I just wrote this last week to share at for the Literary Luncheon we have during the Summer Institute at our local Writing Project site. It has not been workshopped at all, and I’m too emotionally connected to it to do so objectively. That said, I had to get it out there. It brought about many memories and was therapeutic to write. Feedback welcome.
There’s a sleepy little town in Illinois by the name of St. David. Labeling it little is generous and to research it is in vain. The few facts you find are quite dismal. Population: 587. Streets: 15. Banks: 1. Stoplights: 0. But as numbers tend to go, these don’t tell the whole story. Amongst those 15 streets sits a home on West Burlington Avenue constructed by the calloused hands and faulty heart of a man I never knew, my grandfather. A heart that would leave him as cold as the winter’s day on which he passed. On that day my grandmother rounded the kitchen corner, delivering warm coffee to his side. As she looked upon him teardrops and broken glass shattered against the floor simultaneously. The scalding coffee spewed forth, but the burns were never felt. At least not externally. Shoveling snow had stopped the old man’s heart, and in the time it took him to walk through the door, ask for a fresh cup of joe, and lie down on the couch he was gone. My grandma, filling his cup only feet away, as he took his last breaths. This memory, this kitchen would torture my grandma for the rest of her life.
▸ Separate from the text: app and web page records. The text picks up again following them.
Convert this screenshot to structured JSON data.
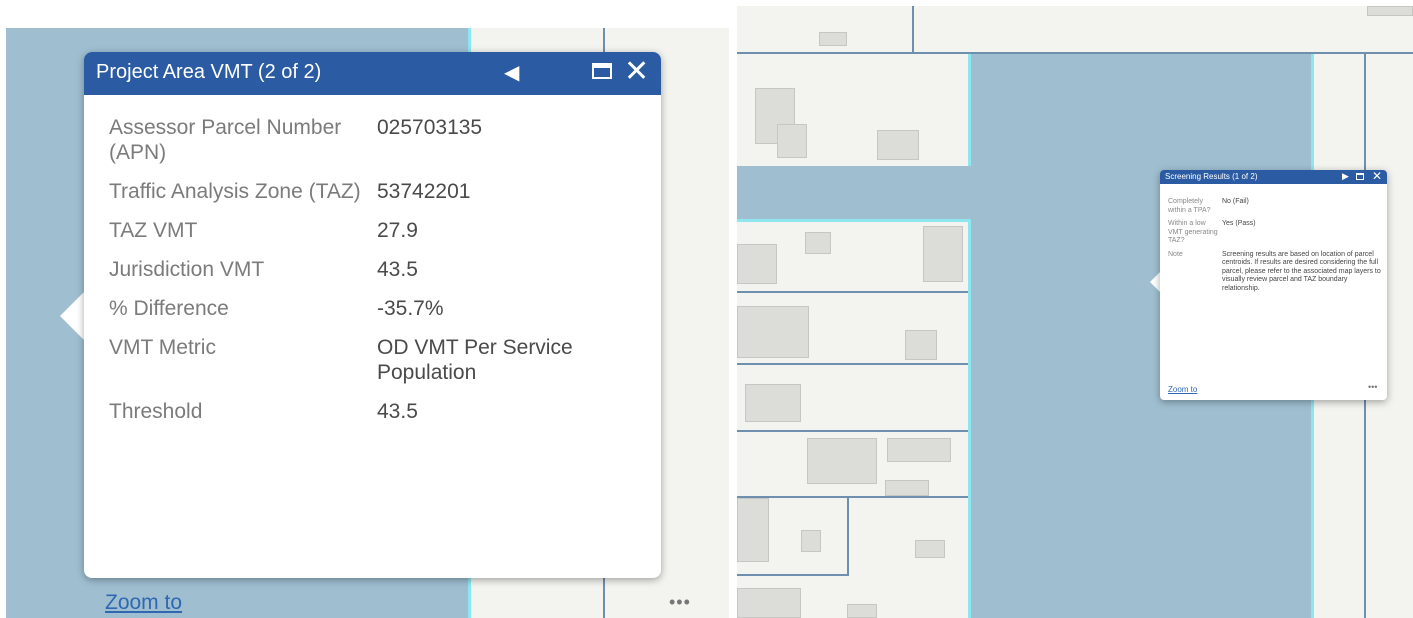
{
  "left_popup": {
    "title": "Project Area VMT (2 of 2)",
    "fields": [
      {
        "label": "Assessor Parcel Number (APN)",
        "value": "025703135"
      },
      {
        "label": "Traffic Analysis Zone (TAZ)",
        "value": "53742201"
      },
      {
        "label": "TAZ VMT",
        "value": "27.9"
      },
      {
        "label": "Jurisdiction VMT",
        "value": "43.5"
      },
      {
        "label": "% Difference",
        "value": "-35.7%"
      },
      {
        "label": "VMT Metric",
        "value": "OD VMT Per Service Population"
      },
      {
        "label": "Threshold",
        "value": "43.5"
      }
    ],
    "zoom_label": "Zoom to",
    "more_label": "•••"
  },
  "right_popup": {
    "title": "Screening Results (1 of 2)",
    "fields": [
      {
        "label": "Completely within a TPA?",
        "value": "No (Fail)"
      },
      {
        "label": "Within a low VMT generating TAZ?",
        "value": "Yes (Pass)"
      },
      {
        "label": "Note",
        "value": "Screening results are based on location of parcel centroids. If results are desired considering the full parcel, please refer to the associated map layers to visually review parcel and TAZ boundary relationship."
      }
    ],
    "zoom_label": "Zoom to",
    "more_label": "•••"
  },
  "colors": {
    "header": "#2b5ba2",
    "parcel_highlight": "#9fbfd1",
    "map_background": "#f3f3ef",
    "link": "#2f67b3"
  },
  "icons": [
    "previous-icon",
    "next-icon",
    "maximize-icon",
    "close-icon",
    "more-icon"
  ]
}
But, leave the home? No way. He had built this house for her, for them. She would care for it as he intended, keeping her promise to the man she would always love.
But this version of grandma’s kitchen was not the one that I knew. The grandma’s kitchen I knew was a long, skinny one where rumps and elbows bumped with haphazard turns. One that left the back door slamming on hot summer days between potty breaks and popsicle pilfering. One that used a wooden spoon to hold up a window pane or swat a misbehaving child on their backside. One that had a flyswatter on that same window sill where my grandma took no mercy on these buzzing passers-by. She considered swatting flies an Olympic sport, one in which she always took the gold. Legend has it those silver-winged insects didn’t even have to land. As soon as they were in her line of sight, the flick of her wrist sent the swatter wasping through the air and they were as good as gone. She never needed a second shot; her aim was impeccable.
The times were simpler then, or at least I think they were. The more I learn the more I wonder if anything has ever really been simple. But those moments in the kitchen seemed to be. Milk, eggs, flour, water, and salt were the only food staples grandma needed to satisfy the grumbling tummies of her grandchildren. When flour clouded the air above the counters we’d quickly scamper in knowing that kerpicas were on the menu. These Croatian egg noodles came to our dinner table through my great-grandparents, Antonia and Joseph, who traveled to America in the early 1900’s from Yugoslavia. Their travels landed them in Painesdale, Michigan, a copper mining town that began as a tent town in 1899. While there they would grow their family by 8 children, one being my Grandma Josie–the only grandparent I ever knew. She was a hard broad, a Croatian curser who had no time for pishitca (bullshit). After living through the Great Depression and the rations of World War II, my grandmother was also crafty and thrifty all at once. She refused to let anything go to waste and knew how to make something from nothing. A satisfying meal made from basic goods–well, that was all she really knew. By the time the flour settled we were there to help break the eggs, add the milk, whisk, knead, and cut the noodles to make a plentiful pot. Sprinkle in a little salt, melt some butter on top, and feast. We gathered around this simple fare time after time, enjoying it all the more because we were a part in making it.
The kitchen I knew was one where the wooden, round table we sat to eat was also where we played card games, read newspaper comics, and on occasion, would find my grandmother sitting alone, staring off in a distant gaze. I imagine now she was recalling back that fateful day and wishing in so many ways it could have been different, that he didn’t have to miss so much. I hope in some way our girlish giggles and silly shenanigans eased the pain, paving the way for happier memories. She always said we were full of pee and vinegar, and that we were. In return, I hope she knows how many happy memories she created for us. She now rests beside my grandfather once again, and would be beyond proud that her noodles have stood the test of time, still satisfying appetites of those gathered together today.